Yeshua says in Matthew 5:39 not to resist an evil person just before He tells us to offer the other cheek.  The Greek word for “resist” is anthistemi, which means “to set oneself against, to oppose” according to blueletterbible.org.  If you set yourself against someone, there is no hope of reconciliation; indeed, you have made them your adversary!  You are setting yourself against the flesh when our battle is not to be against flesh and blood!  What hope of reconciliation is there when you have made someone your adversary?  How can you love them when you are against them?  It’s nearly impossible!  What Yeshua is telling us here is that we still need to be able to forgive someone, even if they strike us!  We turn the other cheek instead of taking vengeance on them or responding in kind.  Remember, Yeshua is operating with the parameters set up by the Creator in how to treat one another.

Choosing to Love
Is obedience not greater than sacrifice?  While the Torah states what one does to a person can be done to them, it does not mean that forgiveness is not possible.   If Yahweh was to exact His vengeance upon us each time we sinned against Him, there would be no one left alive; there would be no forgiveness for us!  The greatest commandments are to love God and love our neighbor; making someone an adversary is not loving them.   Yeshua continues on this same topic when in verse 44 of chapter 5 He reminds us to love our neighbor, love our enemies, and pray for those who persecute us.  We will have enemies, people who are against us, but we are not to make them our enemies when they sin against us.  They will be enemies by their choice; even then they are not truly against us, but against Yeshua, against the Torah. 

If we truly love our Creator, we will strive to follow His Word, His example of Yeshua in the flesh.  This example includes forgiving and forgetting the sins of others against us.  While it is against our human, sinful nature to forgive and forget, it is a choice we are to make that brings freedom to us and those who sin against us, just as we received freedom when the Father forgives us.  It’s a natural reaction for us to want to strike out and harm those who hurt us, or to hold a grudge, but the higher road, the narrow path is to learn to first forgive the individual, then forget the sins against us.  When we forgive others we take away the barrier between us and them allowing them to see the Creator’s love and we remove the barrier between us and the Father freeing Him to forgive us our offenses against Him.  This is no easy task, but it is the higher calling of loving our neighbor as Yahweh first loved us by sending His son to die in order that our sins may be taken away from us and allowing the restoration of our relationship with Him.
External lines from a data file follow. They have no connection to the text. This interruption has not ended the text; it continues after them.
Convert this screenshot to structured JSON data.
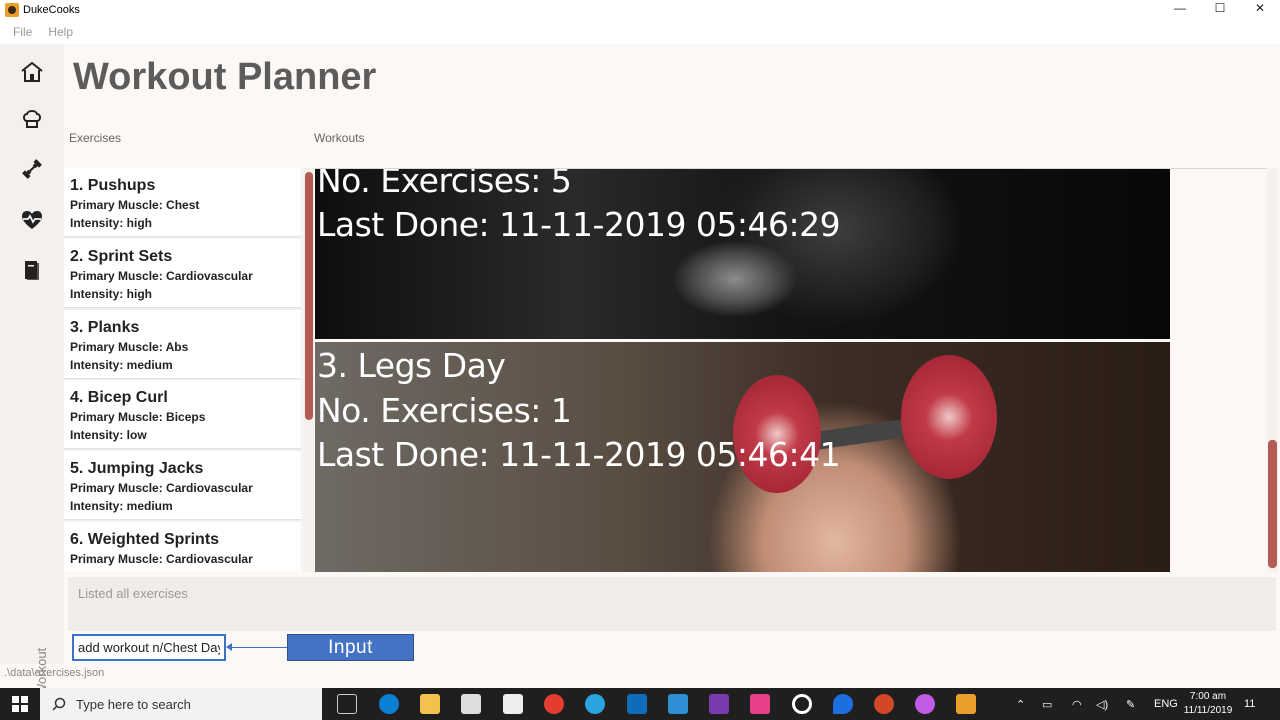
{
  "window": {
    "title": "DukeCooks",
    "minimize": "—",
    "maximize": "☐",
    "close": "✕"
  },
  "menu": {
    "file": "File",
    "help": "Help"
  },
  "sidebar": {
    "vertical_label": "Workout"
  },
  "page": {
    "title": "Workout Planner",
    "exercises_label": "Exercises",
    "workouts_label": "Workouts"
  },
  "exercises": [
    {
      "title": "1.  Pushups",
      "muscle": "Primary Muscle: Chest",
      "intensity": "Intensity: high"
    },
    {
      "title": "2.  Sprint Sets",
      "muscle": "Primary Muscle: Cardiovascular",
      "intensity": "Intensity: high"
    },
    {
      "title": "3.  Planks",
      "muscle": "Primary Muscle: Abs",
      "intensity": "Intensity: medium"
    },
    {
      "title": "4.  Bicep Curl",
      "muscle": "Primary Muscle: Biceps",
      "intensity": "Intensity: low"
    },
    {
      "title": "5.  Jumping Jacks",
      "muscle": "Primary Muscle: Cardiovascular",
      "intensity": "Intensity: medium"
    },
    {
      "title": "6.  Weighted Sprints",
      "muscle": "Primary Muscle: Cardiovascular",
      "intensity": ""
    }
  ],
  "workouts": [
    {
      "title": "",
      "exercises": "No. Exercises: 5",
      "last_done": "Last Done: 11-11-2019 05:46:29"
    },
    {
      "title": "3. Legs Day",
      "exercises": "No. Exercises: 1",
      "last_done": "Last Done: 11-11-2019 05:46:41"
    }
  ],
  "result": "Listed all exercises",
  "command": {
    "value": "add workout n/Chest Day"
  },
  "callout": "Input",
  "status": {
    "path": ".\\data\\exercises.json"
  },
  "taskbar": {
    "search_placeholder": "Type here to search",
    "language": "ENG",
    "time": "7:00 am",
    "date": "11/11/2019",
    "notification_count": "11"
  }
}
We hope that this has blessed you.  Remember, continue to test everything.  

Shalom.